What needs to be done | From the data below, report how many lines contain the word "dengan", giving the number and nothing else.

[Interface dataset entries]
########################################
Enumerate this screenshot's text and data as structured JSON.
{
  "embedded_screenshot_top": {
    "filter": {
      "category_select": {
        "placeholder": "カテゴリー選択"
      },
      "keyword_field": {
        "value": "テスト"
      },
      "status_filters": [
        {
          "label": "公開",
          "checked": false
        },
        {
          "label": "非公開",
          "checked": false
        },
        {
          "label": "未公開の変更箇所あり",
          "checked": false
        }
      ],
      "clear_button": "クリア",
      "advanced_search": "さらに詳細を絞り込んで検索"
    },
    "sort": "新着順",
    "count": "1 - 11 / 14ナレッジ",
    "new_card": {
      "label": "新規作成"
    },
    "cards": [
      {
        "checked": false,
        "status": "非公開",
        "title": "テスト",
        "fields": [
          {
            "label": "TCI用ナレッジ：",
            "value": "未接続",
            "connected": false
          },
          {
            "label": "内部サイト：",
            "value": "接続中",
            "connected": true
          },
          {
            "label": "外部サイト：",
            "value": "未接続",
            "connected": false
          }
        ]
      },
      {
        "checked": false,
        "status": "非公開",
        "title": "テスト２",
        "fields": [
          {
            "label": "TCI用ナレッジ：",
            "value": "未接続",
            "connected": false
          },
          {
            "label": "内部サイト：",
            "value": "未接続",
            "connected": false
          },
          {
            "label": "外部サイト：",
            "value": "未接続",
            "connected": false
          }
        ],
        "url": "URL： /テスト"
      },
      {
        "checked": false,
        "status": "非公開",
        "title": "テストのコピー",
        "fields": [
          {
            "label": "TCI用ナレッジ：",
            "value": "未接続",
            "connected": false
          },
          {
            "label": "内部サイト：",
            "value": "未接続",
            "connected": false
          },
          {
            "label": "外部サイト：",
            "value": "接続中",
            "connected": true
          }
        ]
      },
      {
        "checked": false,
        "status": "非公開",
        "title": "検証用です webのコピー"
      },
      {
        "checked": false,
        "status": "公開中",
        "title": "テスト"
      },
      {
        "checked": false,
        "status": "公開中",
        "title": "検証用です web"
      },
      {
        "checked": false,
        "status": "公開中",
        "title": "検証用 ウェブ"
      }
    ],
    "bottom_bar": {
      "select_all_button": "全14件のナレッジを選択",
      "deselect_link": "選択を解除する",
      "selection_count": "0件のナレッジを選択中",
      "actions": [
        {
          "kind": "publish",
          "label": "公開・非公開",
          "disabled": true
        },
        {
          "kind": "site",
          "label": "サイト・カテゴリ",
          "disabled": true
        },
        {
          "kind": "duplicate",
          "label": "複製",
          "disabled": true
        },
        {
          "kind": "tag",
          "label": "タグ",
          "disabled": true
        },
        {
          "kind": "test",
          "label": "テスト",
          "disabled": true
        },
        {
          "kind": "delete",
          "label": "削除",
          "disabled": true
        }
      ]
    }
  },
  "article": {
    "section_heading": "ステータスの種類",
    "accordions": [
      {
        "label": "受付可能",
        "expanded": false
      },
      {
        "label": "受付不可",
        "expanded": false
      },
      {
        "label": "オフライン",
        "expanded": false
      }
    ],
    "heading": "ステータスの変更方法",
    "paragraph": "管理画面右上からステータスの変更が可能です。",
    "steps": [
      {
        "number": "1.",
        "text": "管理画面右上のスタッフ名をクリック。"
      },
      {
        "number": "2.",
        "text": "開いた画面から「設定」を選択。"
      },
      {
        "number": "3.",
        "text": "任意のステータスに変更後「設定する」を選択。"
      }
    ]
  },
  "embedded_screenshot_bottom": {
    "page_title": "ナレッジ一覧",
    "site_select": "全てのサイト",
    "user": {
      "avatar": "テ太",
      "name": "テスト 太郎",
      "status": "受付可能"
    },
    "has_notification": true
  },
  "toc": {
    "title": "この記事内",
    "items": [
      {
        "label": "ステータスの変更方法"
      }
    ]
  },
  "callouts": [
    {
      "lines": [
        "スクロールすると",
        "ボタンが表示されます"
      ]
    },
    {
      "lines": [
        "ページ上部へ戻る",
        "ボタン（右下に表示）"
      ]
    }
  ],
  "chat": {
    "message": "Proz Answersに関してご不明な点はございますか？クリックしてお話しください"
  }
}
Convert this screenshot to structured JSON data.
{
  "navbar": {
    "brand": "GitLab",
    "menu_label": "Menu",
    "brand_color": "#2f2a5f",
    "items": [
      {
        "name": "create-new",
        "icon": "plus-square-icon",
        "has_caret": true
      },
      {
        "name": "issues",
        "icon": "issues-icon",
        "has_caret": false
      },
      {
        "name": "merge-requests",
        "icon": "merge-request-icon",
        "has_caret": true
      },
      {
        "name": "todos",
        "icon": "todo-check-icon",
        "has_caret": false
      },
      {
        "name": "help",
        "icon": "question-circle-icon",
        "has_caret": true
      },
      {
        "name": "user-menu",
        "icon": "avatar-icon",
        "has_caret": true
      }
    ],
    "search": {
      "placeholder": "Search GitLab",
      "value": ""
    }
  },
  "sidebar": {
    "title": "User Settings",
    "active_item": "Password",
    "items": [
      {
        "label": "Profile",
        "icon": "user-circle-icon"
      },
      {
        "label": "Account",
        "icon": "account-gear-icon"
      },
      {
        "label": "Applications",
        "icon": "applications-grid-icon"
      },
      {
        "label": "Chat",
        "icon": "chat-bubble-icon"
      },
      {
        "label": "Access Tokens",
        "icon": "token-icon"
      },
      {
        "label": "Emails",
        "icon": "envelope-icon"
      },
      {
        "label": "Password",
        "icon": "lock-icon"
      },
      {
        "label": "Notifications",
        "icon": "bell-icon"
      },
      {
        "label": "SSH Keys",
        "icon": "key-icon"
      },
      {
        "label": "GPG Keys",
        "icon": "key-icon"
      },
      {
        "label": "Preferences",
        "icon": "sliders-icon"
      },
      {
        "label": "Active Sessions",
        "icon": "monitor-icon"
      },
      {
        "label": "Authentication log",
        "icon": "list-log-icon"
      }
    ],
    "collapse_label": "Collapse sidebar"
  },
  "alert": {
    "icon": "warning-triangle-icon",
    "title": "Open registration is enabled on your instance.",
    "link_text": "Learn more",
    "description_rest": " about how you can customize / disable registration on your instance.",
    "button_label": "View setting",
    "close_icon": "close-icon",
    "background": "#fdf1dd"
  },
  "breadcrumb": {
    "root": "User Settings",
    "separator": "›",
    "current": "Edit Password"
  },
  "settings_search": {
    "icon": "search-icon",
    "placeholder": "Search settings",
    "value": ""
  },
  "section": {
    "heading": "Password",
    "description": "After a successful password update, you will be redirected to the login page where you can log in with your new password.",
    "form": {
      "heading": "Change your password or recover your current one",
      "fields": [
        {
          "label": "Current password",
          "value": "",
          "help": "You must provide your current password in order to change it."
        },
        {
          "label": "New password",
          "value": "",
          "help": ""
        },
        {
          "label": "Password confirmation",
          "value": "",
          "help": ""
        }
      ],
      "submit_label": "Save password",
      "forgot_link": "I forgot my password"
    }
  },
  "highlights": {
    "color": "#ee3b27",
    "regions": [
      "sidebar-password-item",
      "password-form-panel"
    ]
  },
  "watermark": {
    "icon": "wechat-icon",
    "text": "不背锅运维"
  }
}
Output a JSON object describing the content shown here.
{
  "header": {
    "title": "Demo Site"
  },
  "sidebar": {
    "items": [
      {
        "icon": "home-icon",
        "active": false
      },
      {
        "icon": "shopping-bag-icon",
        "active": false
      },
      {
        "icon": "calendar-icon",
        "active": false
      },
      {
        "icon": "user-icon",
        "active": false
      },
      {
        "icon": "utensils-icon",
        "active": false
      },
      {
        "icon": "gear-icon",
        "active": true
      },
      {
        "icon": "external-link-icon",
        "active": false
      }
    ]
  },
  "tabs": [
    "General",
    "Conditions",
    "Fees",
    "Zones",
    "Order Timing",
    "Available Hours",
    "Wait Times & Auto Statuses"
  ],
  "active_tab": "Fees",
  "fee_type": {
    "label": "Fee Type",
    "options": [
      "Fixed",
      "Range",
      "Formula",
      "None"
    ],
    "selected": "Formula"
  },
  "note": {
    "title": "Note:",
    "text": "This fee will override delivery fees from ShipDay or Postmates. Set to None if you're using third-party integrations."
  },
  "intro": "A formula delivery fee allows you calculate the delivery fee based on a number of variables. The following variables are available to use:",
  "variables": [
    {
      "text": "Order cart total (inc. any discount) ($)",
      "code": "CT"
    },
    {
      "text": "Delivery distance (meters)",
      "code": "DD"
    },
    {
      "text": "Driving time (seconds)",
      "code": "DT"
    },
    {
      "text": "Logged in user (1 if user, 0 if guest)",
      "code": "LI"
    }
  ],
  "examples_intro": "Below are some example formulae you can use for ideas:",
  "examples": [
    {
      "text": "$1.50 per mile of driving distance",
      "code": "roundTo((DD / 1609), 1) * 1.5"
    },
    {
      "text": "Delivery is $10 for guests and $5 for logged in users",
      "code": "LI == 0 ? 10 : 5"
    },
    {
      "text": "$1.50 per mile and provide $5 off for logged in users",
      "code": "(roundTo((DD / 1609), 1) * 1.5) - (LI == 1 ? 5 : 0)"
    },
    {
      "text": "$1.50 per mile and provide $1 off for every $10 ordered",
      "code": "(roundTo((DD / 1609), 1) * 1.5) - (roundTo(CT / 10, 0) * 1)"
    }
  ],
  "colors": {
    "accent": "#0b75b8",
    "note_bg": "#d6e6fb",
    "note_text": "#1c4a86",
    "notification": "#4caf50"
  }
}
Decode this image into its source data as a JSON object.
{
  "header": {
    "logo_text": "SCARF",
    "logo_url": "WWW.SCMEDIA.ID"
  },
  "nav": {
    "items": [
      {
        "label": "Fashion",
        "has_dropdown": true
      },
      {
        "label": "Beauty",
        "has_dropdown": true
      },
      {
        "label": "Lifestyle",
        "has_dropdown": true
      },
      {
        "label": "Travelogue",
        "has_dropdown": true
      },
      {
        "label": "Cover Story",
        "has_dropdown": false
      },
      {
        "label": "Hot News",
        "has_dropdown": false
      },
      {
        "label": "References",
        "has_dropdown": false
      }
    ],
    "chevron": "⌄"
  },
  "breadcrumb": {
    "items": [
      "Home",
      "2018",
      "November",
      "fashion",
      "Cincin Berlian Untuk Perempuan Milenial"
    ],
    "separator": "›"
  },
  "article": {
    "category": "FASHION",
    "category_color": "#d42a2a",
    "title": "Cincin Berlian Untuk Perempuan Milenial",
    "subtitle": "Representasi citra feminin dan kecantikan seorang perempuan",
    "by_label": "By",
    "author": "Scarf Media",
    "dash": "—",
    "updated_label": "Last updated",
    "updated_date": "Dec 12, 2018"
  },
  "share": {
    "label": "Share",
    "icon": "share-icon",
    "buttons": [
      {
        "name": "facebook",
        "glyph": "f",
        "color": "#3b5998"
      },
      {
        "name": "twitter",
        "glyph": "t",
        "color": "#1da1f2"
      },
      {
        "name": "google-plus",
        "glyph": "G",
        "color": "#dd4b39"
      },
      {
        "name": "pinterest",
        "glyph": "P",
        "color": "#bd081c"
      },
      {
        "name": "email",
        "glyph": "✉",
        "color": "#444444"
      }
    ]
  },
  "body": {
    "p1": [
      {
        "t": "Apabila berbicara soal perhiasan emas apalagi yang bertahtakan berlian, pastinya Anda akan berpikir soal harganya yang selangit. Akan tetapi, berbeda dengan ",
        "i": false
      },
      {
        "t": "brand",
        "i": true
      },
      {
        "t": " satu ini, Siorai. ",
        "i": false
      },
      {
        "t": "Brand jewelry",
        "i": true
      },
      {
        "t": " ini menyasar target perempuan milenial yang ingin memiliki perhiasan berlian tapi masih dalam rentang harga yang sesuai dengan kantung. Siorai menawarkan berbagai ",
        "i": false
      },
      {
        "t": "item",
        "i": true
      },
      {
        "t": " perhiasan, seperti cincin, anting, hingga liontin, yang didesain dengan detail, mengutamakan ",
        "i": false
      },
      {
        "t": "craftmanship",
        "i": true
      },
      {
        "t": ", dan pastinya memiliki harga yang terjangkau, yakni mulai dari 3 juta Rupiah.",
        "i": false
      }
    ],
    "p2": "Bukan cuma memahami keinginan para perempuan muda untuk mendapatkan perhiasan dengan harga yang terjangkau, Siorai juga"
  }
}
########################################
Answer space | 4